Building Cat Habitats

Cat Habitat Benefits and Construction Methods

At the Ark Cat Sanctuary, we have observed that many cat behavior problems are solved by providing the cat with adequate outdoor time. Cats need exercise that is consistent with their instinctual hunting nature and access to the outdoors is the best of all options for a cat.

We have taken in many indoor cats over the years that owners have given up on for litter box related reasons. All of these cats, without exception, have had the problem resolved and reverted to using the litter pan after they came to live at the sanctuary. We attribute this to one main factor: access to a safe outdoor habitat whenever the cat wants to be outside. A second factor is maintaining clean litter pans.

We live in coyote territory and have devised an effective way to keep our cats separate from the resident wildlife while providing the cats with the outside space that they need for cat activities such as climbing trees and hiding out in the landscape.

At the sanctuary we have as close to an ideal situation as possible. Every cat has access to a warm, clean, dry, home-like indoor space that has an attached outdoor “habitat". The outdoor habitats are fenced and landscaped areas that provide climbing, hiding and lounging opportunities for the cats.

Any backyard or barnyard can be enclosed in a way that keeps the cat safely contained at home while meeting the need for outdoor cat activity time.

The materials that we use to construct the cat fence start with 8-foot T posts driven into the ground to make a 6-foot vertical to support the 6-foot field fence.

The field fencing material is six feet tall, 2"x4", grid welded wire mesh.
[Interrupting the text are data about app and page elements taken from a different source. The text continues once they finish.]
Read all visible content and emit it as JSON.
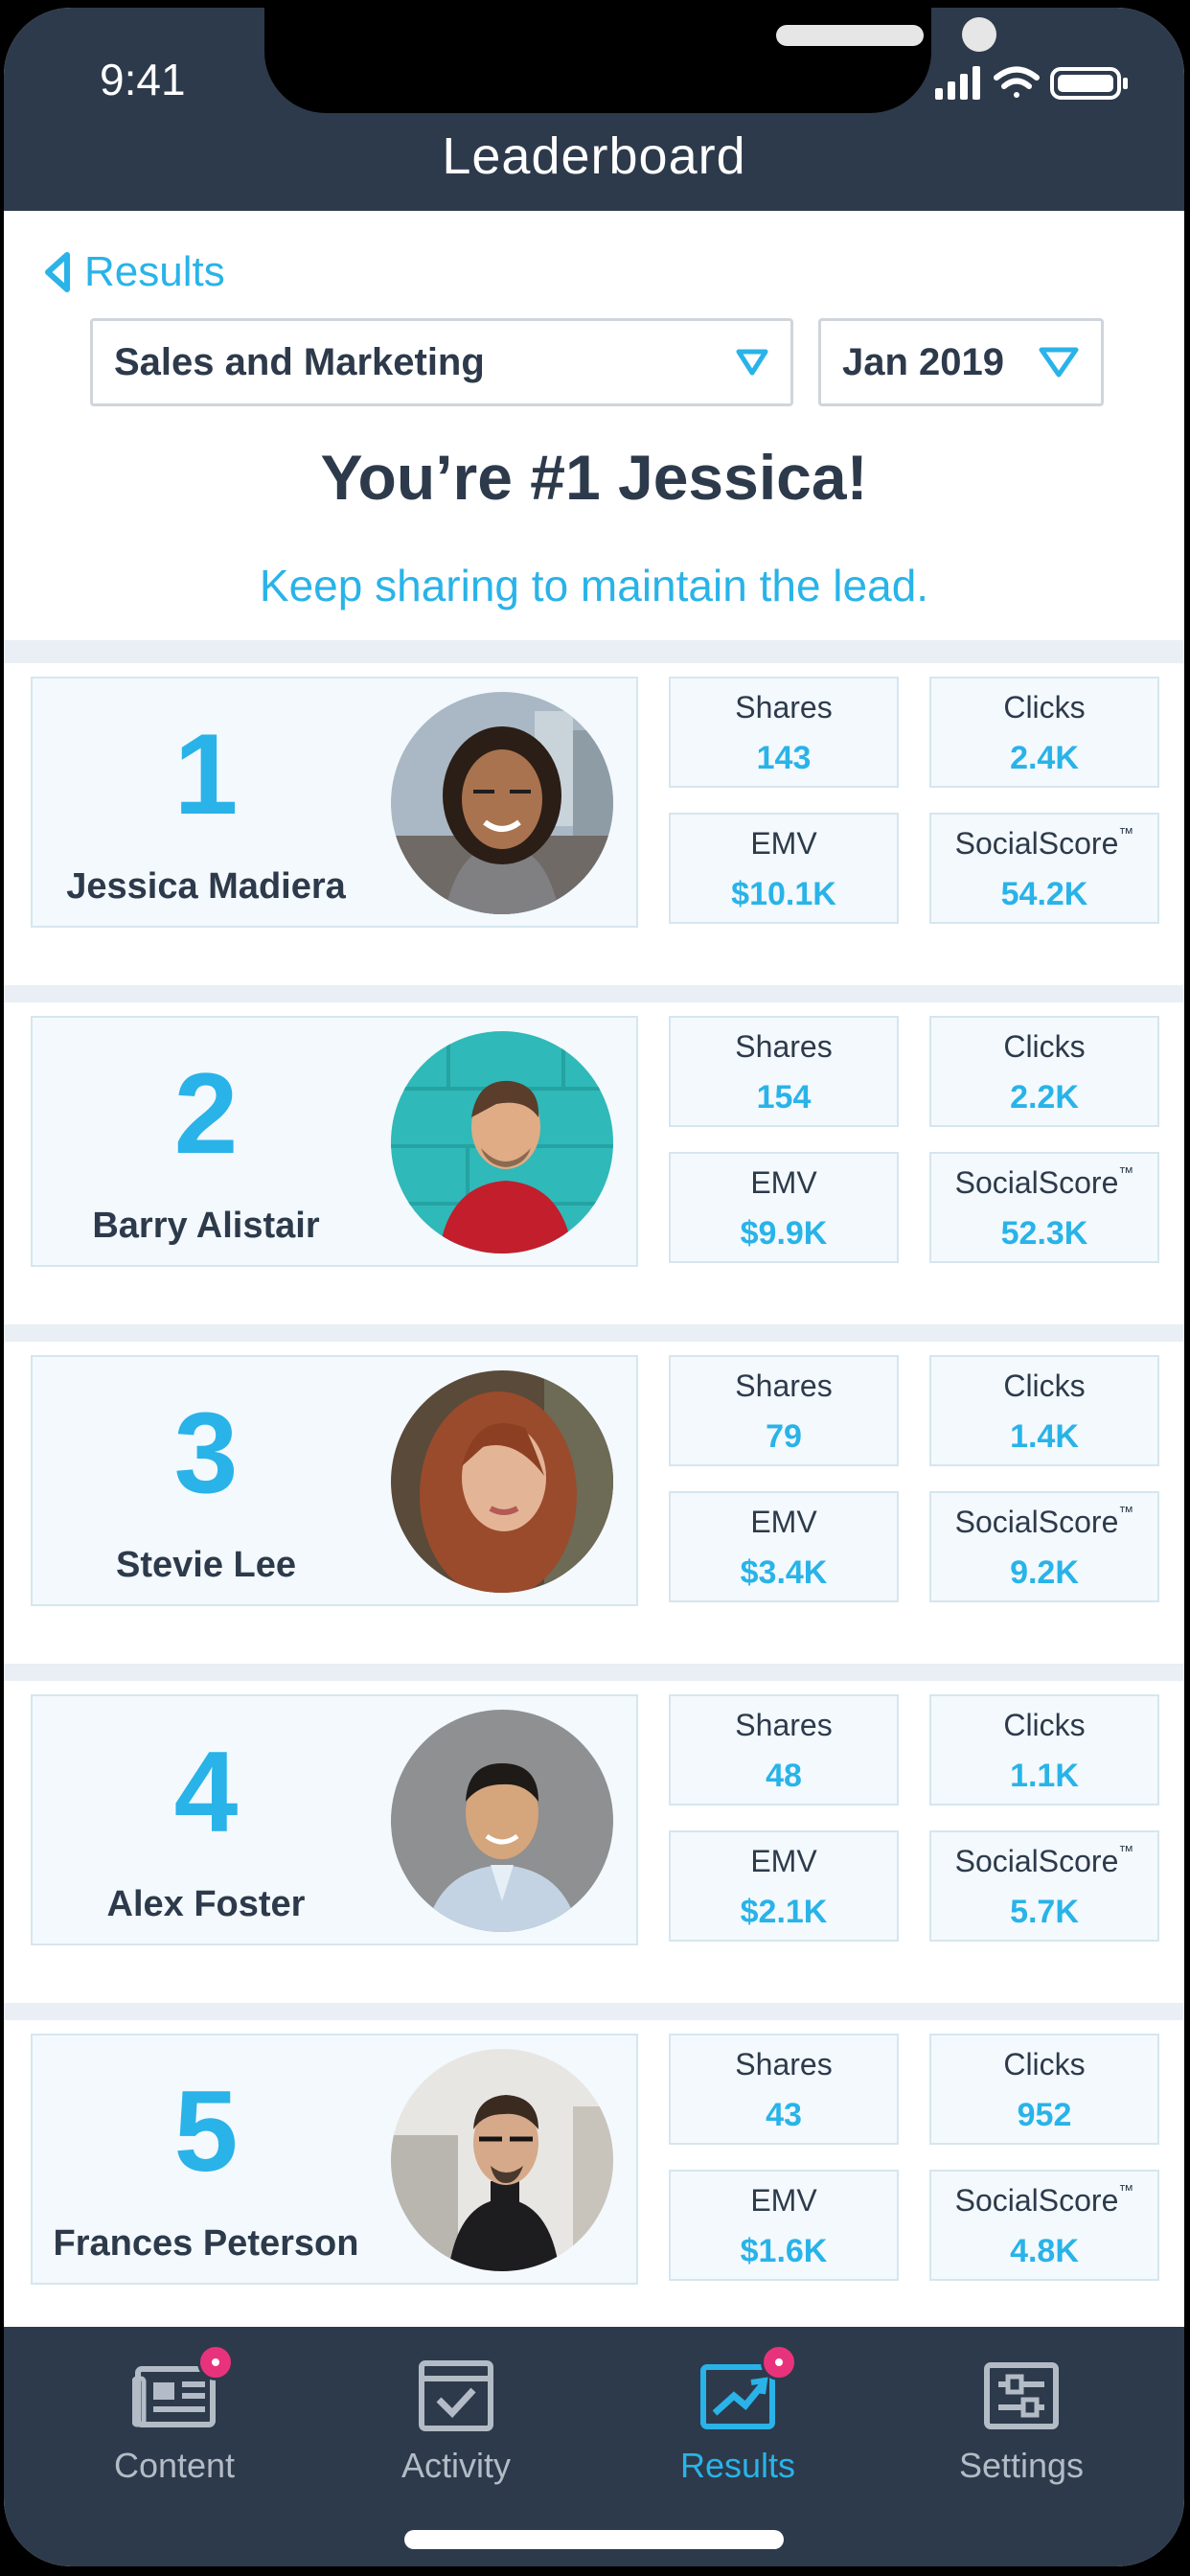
{
  "status_bar": {
    "time": "9:41"
  },
  "header": {
    "title": "Leaderboard"
  },
  "back": {
    "label": "Results"
  },
  "filters": {
    "department": "Sales and Marketing",
    "month": "Jan 2019"
  },
  "hero": {
    "headline": "You’re #1 Jessica!",
    "subtitle": "Keep sharing to maintain the lead."
  },
  "stat_labels": {
    "shares": "Shares",
    "clicks": "Clicks",
    "emv": "EMV",
    "social_score": "SocialScore",
    "trademark": "™"
  },
  "leaders": [
    {
      "rank": "1",
      "name": "Jessica Madiera",
      "shares": "143",
      "clicks": "2.4K",
      "emv": "$10.1K",
      "social_score": "54.2K"
    },
    {
      "rank": "2",
      "name": "Barry Alistair",
      "shares": "154",
      "clicks": "2.2K",
      "emv": "$9.9K",
      "social_score": "52.3K"
    },
    {
      "rank": "3",
      "name": "Stevie Lee",
      "shares": "79",
      "clicks": "1.4K",
      "emv": "$3.4K",
      "social_score": "9.2K"
    },
    {
      "rank": "4",
      "name": "Alex Foster",
      "shares": "48",
      "clicks": "1.1K",
      "emv": "$2.1K",
      "social_score": "5.7K"
    },
    {
      "rank": "5",
      "name": "Frances Peterson",
      "shares": "43",
      "clicks": "952",
      "emv": "$1.6K",
      "social_score": "4.8K"
    }
  ],
  "tabs": [
    {
      "label": "Content",
      "icon": "newspaper-icon",
      "badge": true,
      "active": false
    },
    {
      "label": "Activity",
      "icon": "checkbox-icon",
      "badge": false,
      "active": false
    },
    {
      "label": "Results",
      "icon": "chart-trend-icon",
      "badge": true,
      "active": true
    },
    {
      "label": "Settings",
      "icon": "sliders-icon",
      "badge": false,
      "active": false
    }
  ],
  "colors": {
    "header_bg": "#2d3a4b",
    "accent": "#29b3e8",
    "card_bg": "#f3f9fd",
    "badge": "#e8337c"
  }
}
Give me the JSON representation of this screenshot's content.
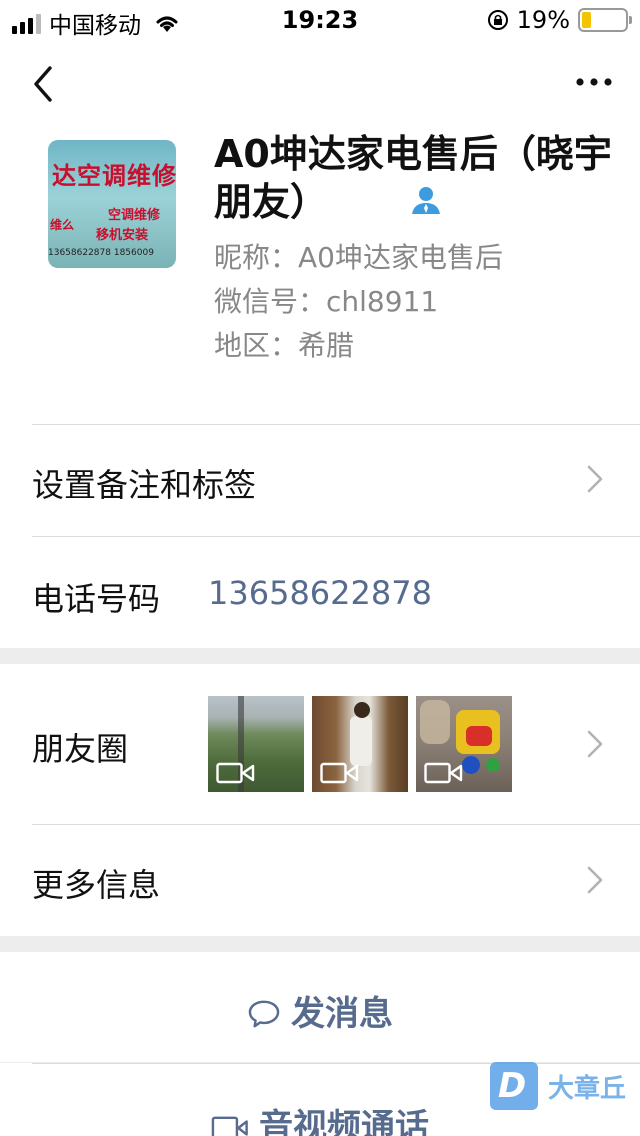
{
  "status_bar": {
    "carrier": "中国移动",
    "time": "19:23",
    "battery": "19%",
    "battery_level": 0.19
  },
  "profile": {
    "name": "A0坤达家电售后（晓宇朋友）",
    "avatar_text": {
      "line1": "达空调维修",
      "line2": "空调维修",
      "line3": "移机安装",
      "line4": "13658622878  1856009",
      "side": "维么"
    },
    "nickname_label": "昵称：",
    "nickname": "A0坤达家电售后",
    "wechat_id_label": "微信号：",
    "wechat_id": "chl8911",
    "region_label": "地区：",
    "region": "希腊"
  },
  "rows": {
    "remark_label": "设置备注和标签",
    "phone_label": "电话号码",
    "phone_value": "13658622878",
    "moments_label": "朋友圈",
    "more_info_label": "更多信息"
  },
  "actions": {
    "send_message": "发消息",
    "video_call": "音视频通话"
  },
  "watermark": {
    "badge": "D",
    "text": "大章丘"
  },
  "colors": {
    "link": "#566b8e",
    "battery": "#f5c400",
    "separator": "#ededed"
  },
  "icons": [
    "back-icon",
    "more-icon",
    "user-icon",
    "chevron-right-icon",
    "chat-bubble-icon",
    "video-camera-icon",
    "wifi-icon"
  ]
}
Welded wire performs better over time than comparable woven wire material. Most retail outlets such as Home Depot, stock only the woven wire product, necessitating a special order of the welded wire fencing. It is available in 50’ or 100’ rolls.

The top of the fence is horizontally capped using a 4’ wide version of the 2”x4” grid welded wire material, which is available through the same outlets as the 6’ fencing.

The outermost grids on the 4’ material are bent 90 degrees to give some rigidity to the top. The 4’ wide material is attached to the top of the 6’ vertical using tie wire wound around both pieces every three to four feet to hold the horizontal cap in place. 10 foot lengths of white PVC pipe are cut into 3 foot sections and notched at the ends to function as lateral bracing elements to hold the 4’ cap material into a fixed horizontal position. The PVC braces are attached to the outer edge of the horizontal top and to a grid on the vertical fence that allows the cap to lie in a horizontal plane. The notched ends of the PVC pipes are wired to a grid section on the vertical and horizontal parts of the fence.

For the entrance gates to the enclosure, we use standard 6’ chain link gates mounted to a constructed pipe or wooden frame. The gate frame construction requires the assistance of a person with a little mechanical savvy. The fence is simple enough for a non-mechanically inclined person to put up. It is a bit labor intensive, but the reward is a permanent safe place for your cats to enjoy.

The same basic idea can be adapted to already existing block walls or wooden fences (provided that they are at least 6’ high) using right angle brackets with a horizontal span of at least 1.5 feet spaced every 4’-5’ apart along the length of the fence to support the welded wire top grid that contains the cats.

We have some pictures to help clarify the verbal description of the mechanical situation. This methodology is less expensive and more effective and flexible in application than kit systems that are marketed as cat enclosures.

Our enclosures at the sanctuary vary in size from 800 sq ft to 6000 sq ft depending on the needs of any particular group of cats - all with the same result. Litter box problems go away and the cats and humans are content.

“Time spent with cats is never wasted.” - Sigmund Freud